This phrase is a colloquialism, because it is a saying that expresses something other than the literal meaning of the words. This is also a simile because it makes a comparison between two things, such as in the saying, ‘as sure as a pig’s ass is pork, until he sits down and then it becomes pressed ham.’ This phrase is also a humorous idiom, because it is an expression where the meaning is not immediately apparent from a literal interpretation of the words. This would be similar to the phrase ‘useless as tits on a nun’, because they serve no sexual purpose, or ‘happy as a pig in shit’, because pigs seem to be extremely happy and obviously satisfied and carefree when they are in their own environment.

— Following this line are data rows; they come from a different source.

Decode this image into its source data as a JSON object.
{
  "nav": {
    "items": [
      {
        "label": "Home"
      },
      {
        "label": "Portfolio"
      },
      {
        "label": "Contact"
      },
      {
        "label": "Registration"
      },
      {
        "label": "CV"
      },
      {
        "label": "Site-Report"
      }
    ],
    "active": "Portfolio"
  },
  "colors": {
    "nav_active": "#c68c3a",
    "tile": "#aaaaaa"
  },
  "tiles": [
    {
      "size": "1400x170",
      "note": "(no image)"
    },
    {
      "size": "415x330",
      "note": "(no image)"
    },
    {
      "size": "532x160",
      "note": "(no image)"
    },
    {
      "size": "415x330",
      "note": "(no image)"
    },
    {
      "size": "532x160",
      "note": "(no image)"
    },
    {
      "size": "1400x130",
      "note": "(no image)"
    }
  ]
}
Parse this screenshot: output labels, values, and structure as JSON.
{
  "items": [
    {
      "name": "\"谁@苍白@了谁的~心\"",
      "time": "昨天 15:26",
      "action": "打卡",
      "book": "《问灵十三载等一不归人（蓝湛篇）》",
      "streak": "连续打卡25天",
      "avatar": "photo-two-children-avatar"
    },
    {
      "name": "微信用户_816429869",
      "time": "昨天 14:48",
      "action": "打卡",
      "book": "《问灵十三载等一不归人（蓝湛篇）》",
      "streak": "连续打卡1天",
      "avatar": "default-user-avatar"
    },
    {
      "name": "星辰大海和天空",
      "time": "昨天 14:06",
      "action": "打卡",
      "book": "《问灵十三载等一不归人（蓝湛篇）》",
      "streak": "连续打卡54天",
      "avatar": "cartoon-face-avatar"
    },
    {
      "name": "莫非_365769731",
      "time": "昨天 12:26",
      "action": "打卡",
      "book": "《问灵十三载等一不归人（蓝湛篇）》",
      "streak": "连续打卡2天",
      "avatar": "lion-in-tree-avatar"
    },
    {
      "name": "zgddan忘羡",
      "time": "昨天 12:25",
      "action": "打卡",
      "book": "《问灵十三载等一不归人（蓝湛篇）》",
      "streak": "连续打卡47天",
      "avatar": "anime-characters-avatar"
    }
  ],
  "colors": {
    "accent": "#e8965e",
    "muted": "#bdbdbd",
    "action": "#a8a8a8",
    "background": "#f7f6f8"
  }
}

The phrase, ‘cold as a well digger’s ass’, has become cliché because it has been overused to the point of losing its original meaning or effect, even to the point of being trite or irritating, especially when at some earlier time, it was considered to be meaningful or novel. Some clichés are stereotypes, and they are often are employed for comic effect. A cliché is often a vivid depiction of an abstraction that relies upon analogy or exaggeration for effect, often drawn from everyday experience. Most phrases that are now considered to be clichés were originally regarded as striking, but they have been destroyed by time and they lost their significance, because they have been overused, so they should only be used sparingly. Being cold as a well digger’s ass may no longer be all that it was once cracked up to be and it now holds about as much meaning as being as busy as a one-armed wallpaper-hanger.
This expression may have originated from the French saying, ‘Il fait un froid de canard’, which literally means ‘It’s a duck-like cold’, but when simplified it just means ‘It’s freezing.’ It is thought to come from hunting in winter time, because the hunter has to stand very still and remain motionless to let the duck come within range, and quite often this duck hunter would get chills from the cold weather. As far as the brass monkey saying goes, this stems from an old naval expression, where cast iron cannon balls were stacked in pyramids on shallow brass trays that were called monkeys. When the temperature got really cold, the thermal expansion between the cast iron and the brass caused the balls to roll off.
Wells are extremely important to all societies. In many places wells provide a reliable and ample supply of water for home uses, irrigation, and industries. Where surface water is scarce, such as in deserts, people can’t survive and thrive without groundwater. Well digging advanced once man invented pottery and/or animal skin bag technology that was needed to lift or carry water. With this development, individuals could enter a well and hand or carry containers of soil or water up to the surface, allowing deeper wells to be dug. Eventually, ropes were tied to containers to lift dirt or water from greater depths, enabling even deeper wells to be dug. In order to be in the hole and keep digging with a shovel, the digger’s ass would need to be pressed against the opposite wall of the cold, wet earthen hole. Digging a well for water would leave the digger wet, and cold, especially if the source of the water is a cold spring.
Joseph Fourier studied the diurnal and annual variations of temperature underground and terrestrial temperatures. He realized that the surface temperatures on Earth changed drastically, but temperatures of the ground below the Earth remained more constant. Fourier wrote, “No diurnal variation can be detected at the depth of about three meters [ten feet]; and the annual variations cease to be appreciable at a depth much less than sixty meters.” At a certain depth below the surface of the Earth, the temperature at a given place experiences no annual variation and this permanent underground temperature becomes less and less according as the location of this place is more and more distant from the equator.
Once you dig deeper than about 10 feet, the ground temperature is a fairly constant at 53 degrees Fahrenheit. If a well digger’s ass is subject to the ambient temperature of 53 degrees, that would feel chilly, but it isn’t all that cold. An Olympic ice skater or a bobsledder might have a much colder ass than a well digger. If the temperature of a well digger’s backside was to be taken rectally, than it would most likely read the same as yours and mine.
Written for Linda Hill’s October 14, 2017 Stream of Consciousness Saturday, where the prompt is well.